A human coordinator, or sometimes shared barter software, is used to match the products people want to trade with those who need them.
Remember you can barter services as well as goods
Direct trades between two people are rare. For example, one neighbor may be able to offer dog sitting, and needs a porch step repaired. But the neighborhood handyman doesn’t have pets, and instead needs to trade a place for his uncle to store his boat when he visits for a month in August, but the woman only has a tiny yard. He'll need to get what he needs from a different person who may not need handyman work. Because of this, a variety of both goods and services are pooled for people to choose from.
Neighbors who want to start a barter exchange can start by brainstorming what they have to offer and what they’d like in return.
The brainstorming list below can help discover valuable bartering possibilities:
And here’s a twist on barter exchange products:
Don’t forget temporary “rentals” and services. This means your stored items may not have to be given away, and can still earn exchange credits for you:
What do you have you don’t mind lending, but prefer not to give away? What service can you do occasionally but couldn’t do year-round?
Tricks for generating goodwill
- Treat your barter exchange members like their well-being matters, and remember the bakers dozen rule. Choose the most beautiful oatmeal raisin cookies from the batch you baked for the barter exchange recipient who asked for a dozen, and give them 13 instead of 12.
- Communicate as you go along, even if the
recipient doesn’t seem that interested. Most of us know how valuable our
carpentry work is, but untrained people may think it’s a matter of
doing a little simple hammering and may not know why an hour of
carpentry is worth their hour of laundry work (and visa versa). Show
them how you’re using a level to make sure it’s done properly and using
specific nails to make sure they don't rust out in a year.
Wrap your pie in pretty tissue and insert a list of the carefully chosen ingredients in the recipe, telling them you made sure you timed the baking so it would be as fresh as possible. Let them know you used the gentlest laundry cycle and natural laundry soap, made sure the colors were done separately and the clothes weren’t folded until they were thoroughly dry. Not in a bragging way, but in a “you matter to me and I’m looking out for you” way.
- If “renting,” return the owner’s product in better
condition than when you got it. Clean the lawn mower until it shines,
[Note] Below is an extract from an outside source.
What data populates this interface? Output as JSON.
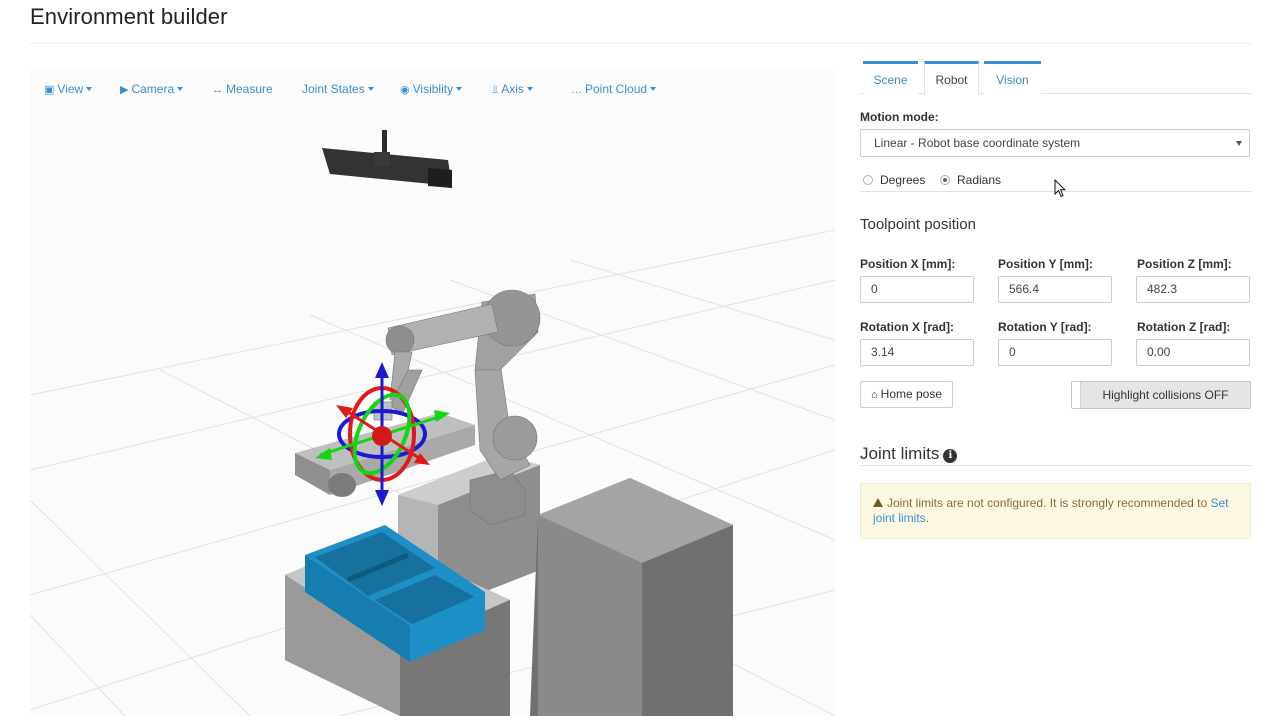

clean the tent with natural cleaning products made specifically for that type of tent until it looks and smells
brand new. Make sure you use only proper cleaning products for the rented item and have permission from the owner to use them. The wrong soap on the wrong item can severely damage it.
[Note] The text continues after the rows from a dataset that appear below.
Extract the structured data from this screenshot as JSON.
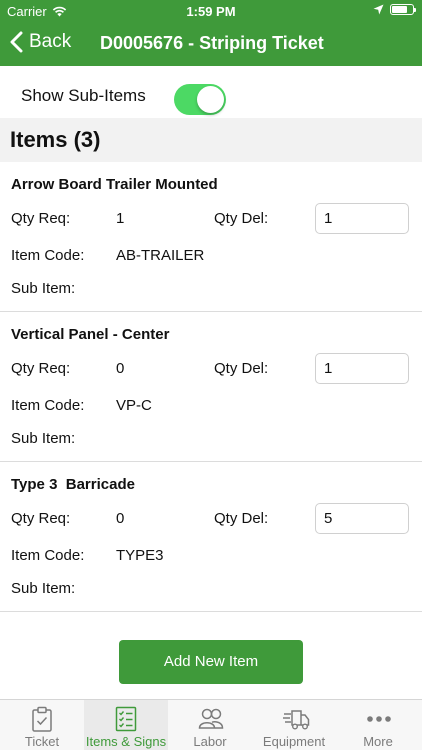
{
  "status_bar": {
    "carrier": "Carrier",
    "time": "1:59 PM"
  },
  "nav": {
    "back_label": "Back",
    "title": "D0005676 - Striping Ticket"
  },
  "toggle": {
    "label": "Show Sub-Items",
    "on": true
  },
  "section": {
    "title": "Items (3)"
  },
  "labels": {
    "qty_req": "Qty Req:",
    "qty_del": "Qty Del:",
    "item_code": "Item Code:",
    "sub_item": "Sub Item:"
  },
  "items": [
    {
      "name": "Arrow Board Trailer Mounted",
      "qty_req": "1",
      "qty_del": "1",
      "item_code": "AB-TRAILER",
      "sub_item": ""
    },
    {
      "name": "Vertical Panel - Center",
      "qty_req": "0",
      "qty_del": "1",
      "item_code": "VP-C",
      "sub_item": ""
    },
    {
      "name": "Type 3  Barricade",
      "qty_req": "0",
      "qty_del": "5",
      "item_code": "TYPE3",
      "sub_item": ""
    }
  ],
  "add_button": {
    "label": "Add New Item"
  },
  "tabs": [
    {
      "label": "Ticket",
      "icon": "clipboard-icon",
      "active": false
    },
    {
      "label": "Items & Signs",
      "icon": "checklist-icon",
      "active": true
    },
    {
      "label": "Labor",
      "icon": "people-icon",
      "active": false
    },
    {
      "label": "Equipment",
      "icon": "truck-icon",
      "active": false
    },
    {
      "label": "More",
      "icon": "more-dots-icon",
      "active": false
    }
  ],
  "colors": {
    "brand_green": "#3f9a3a",
    "switch_on": "#4cd964",
    "tab_inactive": "#7b7b7b"
  }
}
- On the rare occasion you cause damage to the product, don’t just shove a ten dollar bill to the owner and walk off. It’s the time as well as the money that causes ill will. Offer to take the costume in to have it steam cleaned (don’t do this without permission!) or donate some of your bartered goods for a neighborhood mechanic to fix the flat tire. Check up and follow through until all are satisfied. If renting will be part of the bartering club, it may be best to create a system of damage depositing upfront.
Very important to remember with barter exchanges:
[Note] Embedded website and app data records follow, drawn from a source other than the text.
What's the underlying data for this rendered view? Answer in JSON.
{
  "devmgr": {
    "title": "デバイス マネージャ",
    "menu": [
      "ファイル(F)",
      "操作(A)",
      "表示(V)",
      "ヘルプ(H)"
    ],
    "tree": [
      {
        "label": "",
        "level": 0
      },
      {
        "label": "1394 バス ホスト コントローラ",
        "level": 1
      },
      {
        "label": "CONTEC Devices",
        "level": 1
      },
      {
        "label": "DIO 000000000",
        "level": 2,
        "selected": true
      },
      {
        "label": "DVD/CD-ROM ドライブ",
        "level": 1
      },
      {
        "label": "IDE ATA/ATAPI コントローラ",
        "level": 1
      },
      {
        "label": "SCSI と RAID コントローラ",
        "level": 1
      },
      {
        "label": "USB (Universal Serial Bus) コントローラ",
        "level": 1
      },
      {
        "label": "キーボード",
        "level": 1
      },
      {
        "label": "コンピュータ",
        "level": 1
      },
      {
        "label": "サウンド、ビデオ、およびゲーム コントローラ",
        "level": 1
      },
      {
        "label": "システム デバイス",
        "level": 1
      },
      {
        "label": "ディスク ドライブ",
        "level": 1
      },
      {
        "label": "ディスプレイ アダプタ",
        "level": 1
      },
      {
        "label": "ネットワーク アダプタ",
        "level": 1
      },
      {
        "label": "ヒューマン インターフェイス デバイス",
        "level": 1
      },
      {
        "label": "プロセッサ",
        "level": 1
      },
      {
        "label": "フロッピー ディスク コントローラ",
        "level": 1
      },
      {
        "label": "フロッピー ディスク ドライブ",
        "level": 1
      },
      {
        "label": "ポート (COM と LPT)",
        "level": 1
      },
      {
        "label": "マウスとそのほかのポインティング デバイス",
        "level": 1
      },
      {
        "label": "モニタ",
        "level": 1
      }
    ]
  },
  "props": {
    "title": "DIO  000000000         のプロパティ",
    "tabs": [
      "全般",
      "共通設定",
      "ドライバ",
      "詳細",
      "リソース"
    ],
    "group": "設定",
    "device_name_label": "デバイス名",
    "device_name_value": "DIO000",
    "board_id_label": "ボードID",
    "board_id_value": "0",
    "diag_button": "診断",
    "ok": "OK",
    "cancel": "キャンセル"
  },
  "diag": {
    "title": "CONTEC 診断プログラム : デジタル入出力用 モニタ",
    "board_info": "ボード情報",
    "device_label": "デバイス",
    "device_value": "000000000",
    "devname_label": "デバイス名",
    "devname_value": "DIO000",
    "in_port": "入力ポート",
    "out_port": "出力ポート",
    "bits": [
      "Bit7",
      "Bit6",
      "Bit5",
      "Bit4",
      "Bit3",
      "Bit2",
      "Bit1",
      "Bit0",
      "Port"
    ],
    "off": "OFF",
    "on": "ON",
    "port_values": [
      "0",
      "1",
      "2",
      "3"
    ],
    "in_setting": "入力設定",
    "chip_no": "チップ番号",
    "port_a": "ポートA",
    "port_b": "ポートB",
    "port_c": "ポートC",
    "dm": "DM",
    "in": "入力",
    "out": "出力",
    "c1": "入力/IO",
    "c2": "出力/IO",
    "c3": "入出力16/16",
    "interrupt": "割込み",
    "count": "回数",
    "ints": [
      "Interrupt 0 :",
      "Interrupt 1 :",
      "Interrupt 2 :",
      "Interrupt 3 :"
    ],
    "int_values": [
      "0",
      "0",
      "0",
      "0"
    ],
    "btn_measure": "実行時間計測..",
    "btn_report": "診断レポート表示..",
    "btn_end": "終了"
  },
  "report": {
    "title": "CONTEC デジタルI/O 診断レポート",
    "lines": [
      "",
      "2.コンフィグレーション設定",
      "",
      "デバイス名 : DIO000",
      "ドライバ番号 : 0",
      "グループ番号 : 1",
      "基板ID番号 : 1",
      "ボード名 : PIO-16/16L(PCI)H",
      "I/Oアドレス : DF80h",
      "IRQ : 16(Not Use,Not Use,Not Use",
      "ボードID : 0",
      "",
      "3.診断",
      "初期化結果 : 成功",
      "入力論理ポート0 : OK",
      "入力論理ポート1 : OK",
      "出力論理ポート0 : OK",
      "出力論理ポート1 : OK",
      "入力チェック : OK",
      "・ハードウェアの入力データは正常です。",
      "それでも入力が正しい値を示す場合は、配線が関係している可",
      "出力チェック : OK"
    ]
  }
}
- Thoroughly look over items you borrow before taking them and make sure you both agree in writing on damage that’s already been done to the object. An owner can honestly not notice a scratch that was already there until it’s returned.
- Look over your own items you plan to rent out, and make a written list of any imperfections you already know about. If the motor is a hundred years old and could die at any minute, be honest about this and know the eventual repair is really your responsibility, even if it finally dies in the hands of a renter.
- One person, or a committee, needs to keep a file and match up the various bartering “deposits” and oversee the trades. It can be time consuming for one person, or for a committee. That’s why barter software is sometimes handy. But this task can also be one of the bartered goods for a very organized person with good people skills. If that’s you, clock your time and meticulously note all that you did in that time so you can show others exactly what happens during the hours of barter club management, and why you’re eligible for that many hours of shopping for other bartered goods and services.
- Some elaborate barter clubs also charge membership fees and yearly dues and turn them into businesses. See the link below if you need to learn the ins and outs of a more serious bartering organization.
- Also, be sure to know and follow updated and local laws for neighborhood barter exchanges. They change often, and include laws for taxing bartered goods, liability concerns especially regarding handyman work, and possibly a club charter and local license. Here’s where you can get more free barter exchange information.